What Everyone Needs to Know. Over the last years the island has been ruled by many empires from Alexander the great to Rome and the Byzantines to the Ottomans and lastly the British before achieving independence in Dates like July 20, and November 14, become important. Here are some of the key issues that are keeping unity from becoming a reality: What to do with the Turkish troops on the island?
What about British troops? Who will pay for what? This has taken on added significance of late.
Written by a leading expert, The Cyprus Problem brings much needed clarity and understanding to a conflict that has confounded observers and participants alike for decades. Who are the Greek Cypriots? Who are the Turkish Cypriots? What other communities live on the island? Who ruled Cyprus in the past?

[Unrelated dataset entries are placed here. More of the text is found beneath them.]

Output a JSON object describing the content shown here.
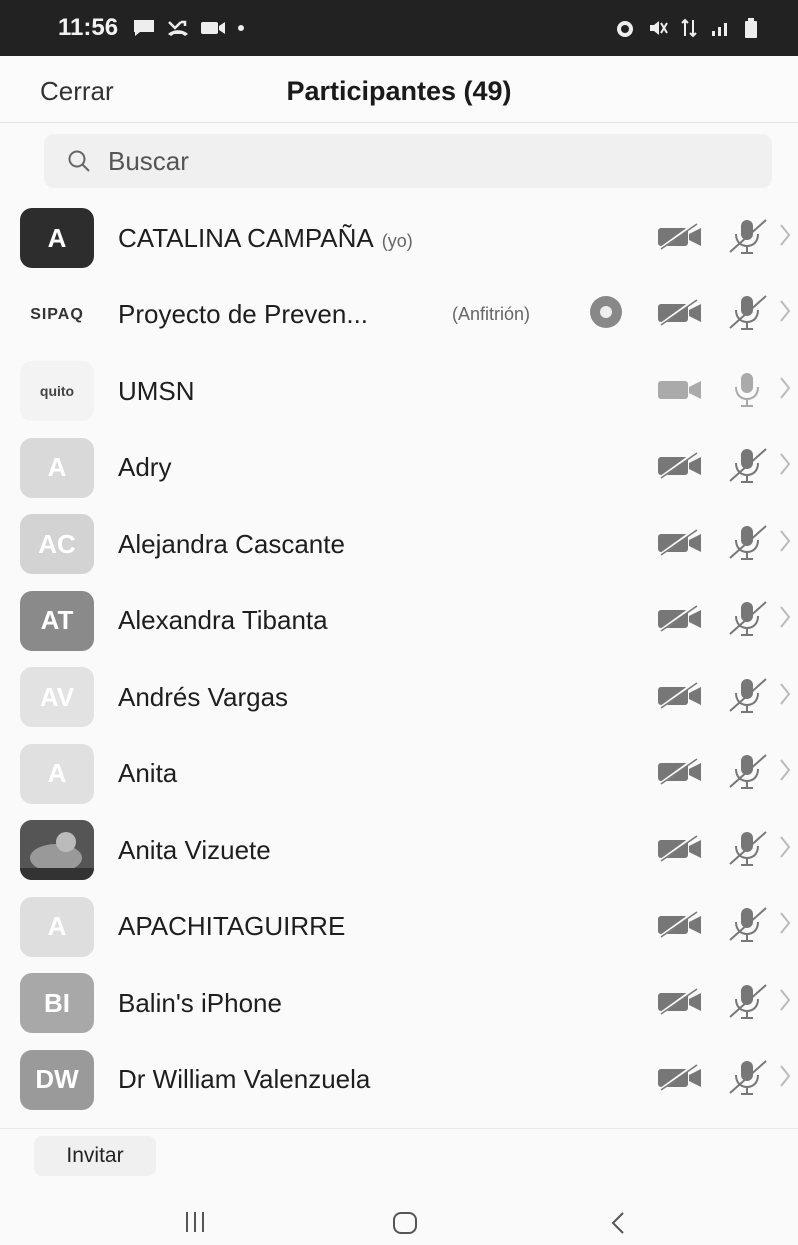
{
  "status_bar": {
    "time": "11:56",
    "left_icons": [
      "chat-icon",
      "missed-call-icon",
      "video-icon",
      "dot-icon"
    ],
    "right_icons": [
      "alarm-icon",
      "mute-icon",
      "data-icon",
      "signal-icon",
      "battery-icon"
    ]
  },
  "header": {
    "close_label": "Cerrar",
    "title": "Participantes (49)"
  },
  "search": {
    "placeholder": "Buscar"
  },
  "participants": [
    {
      "initials": "A",
      "name": "CATALINA CAMPAÑA",
      "tag": "(yo)",
      "avatar_color": "#2d2d2d",
      "video_muted": true,
      "mic_muted": true
    },
    {
      "initials": "SIPAQ",
      "name": "Proyecto de Preven...",
      "tag": "(Anfitrión)",
      "avatar_color": "transparent",
      "video_muted": true,
      "mic_muted": true,
      "sharing": true
    },
    {
      "initials": "quito",
      "name": "UMSN",
      "tag": "",
      "avatar_color": "#f3f3f3",
      "video_muted": false,
      "mic_muted": false
    },
    {
      "initials": "A",
      "name": "Adry",
      "tag": "",
      "avatar_color": "#d9d9d9",
      "video_muted": true,
      "mic_muted": true
    },
    {
      "initials": "AC",
      "name": "Alejandra Cascante",
      "tag": "",
      "avatar_color": "#d3d3d3",
      "video_muted": true,
      "mic_muted": true
    },
    {
      "initials": "AT",
      "name": "Alexandra Tibanta",
      "tag": "",
      "avatar_color": "#8a8a8a",
      "video_muted": true,
      "mic_muted": true
    },
    {
      "initials": "AV",
      "name": "Andrés Vargas",
      "tag": "",
      "avatar_color": "#e2e2e2",
      "video_muted": true,
      "mic_muted": true
    },
    {
      "initials": "A",
      "name": "Anita",
      "tag": "",
      "avatar_color": "#e0e0e0",
      "video_muted": true,
      "mic_muted": true
    },
    {
      "initials": "",
      "name": "Anita Vizuete",
      "tag": "",
      "avatar_color": "#6b6b6b",
      "video_muted": true,
      "mic_muted": true,
      "photo": true
    },
    {
      "initials": "A",
      "name": "APACHITAGUIRRE",
      "tag": "",
      "avatar_color": "#dedede",
      "video_muted": true,
      "mic_muted": true
    },
    {
      "initials": "BI",
      "name": "Balin's iPhone",
      "tag": "",
      "avatar_color": "#a8a8a8",
      "video_muted": true,
      "mic_muted": true
    },
    {
      "initials": "DW",
      "name": "Dr William Valenzuela",
      "tag": "",
      "avatar_color": "#9a9a9a",
      "video_muted": true,
      "mic_muted": true
    }
  ],
  "footer": {
    "invite_label": "Invitar"
  },
  "nav": [
    "recents-icon",
    "home-icon",
    "back-icon"
  ]
}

How did Cyprus become a part of the Ottoman Empire and what were its effects? When and why did Cyprus come under British control? What were Enosis and the Megali Idea? How did British rule develop in Cyprus? What was EOKA campaign and how did it develop? How did Britain respond to the uprising? How did the Constitution divide powers between the communities?
Who and what are the Guarantor Powers? What sort of military presence were the Guarantor Powers granted on the island? Constitutional Collapse, What did the two communities think of their new state? How did the constitution break down? What were the 13 constitutional amendments proposed by Makarios?
How did fighting start between the two communities in , and was it planned? Did the Turkish Cypriot leave the government or were they forced out?
How did the UN establish a peacekeeping presence on the island? What was the Acheson Plan? What led to the Greek military coup in Cyprus in ? How did the Turkish invasion happen? Was the Turkish invasion legal and was it a conspiracy?
What Everyone Needs To Know®. Ker-Lindsay is considered one of the world's experts on the subject of Cyprus and its "problem"; Easy to. For nearly 60 years--from its uprising against British rule in the s, to the bloody civil war between Greek and Turkish Cypriots in the s, the Turkish.
What were the High Level Agreements? When and why did the Turkish Cypriot unilaterally declare independence? What was the 'Draft Framework Agreement'? What was the 'Set of Ideas'? Written by a leading expert, The Cyprus Problem brings much needed clarity and understanding to a conflict that has confounded observers and participants alike for decades. Paperback , pages. To see what your friends thought of this book, please sign up. To ask other readers questions about The Cyprus Problem , please sign up. Lists with This Book.
This book is not yet featured on Listopia. Sep 14, Elli The Bibliophile rated it really liked it Shelves: I thought this was a really good introduction to the political situation in Cyprus. It was pretty easy to understand and fairly even-handed. It's the first book I've read on this topic and I'd recommend it if you are interested in learning more about Cyprus!
This is quite a small book so don't expect much deep analysis, but I was only looking for a quick and easy introduction so it was definitely a worthwhile read! Aug 23, Chris rated it really liked it Shelves: May 20, Evelyn Charalambous rated it really liked it. It gave very interesting insight into the issue facing Cyprus. The author tried to give an unbiased account of events from both Greek and Turkish Cypriot sides.
Dragana rated it really liked it Aug 12, Paul rated it liked it Feb 16, Bj rated it liked it Feb 04, Shay rated it really liked it May 20, Theodoros Iaponas rated it liked it Dec 23, Amy Norgaard rated it it was ok Mar 31,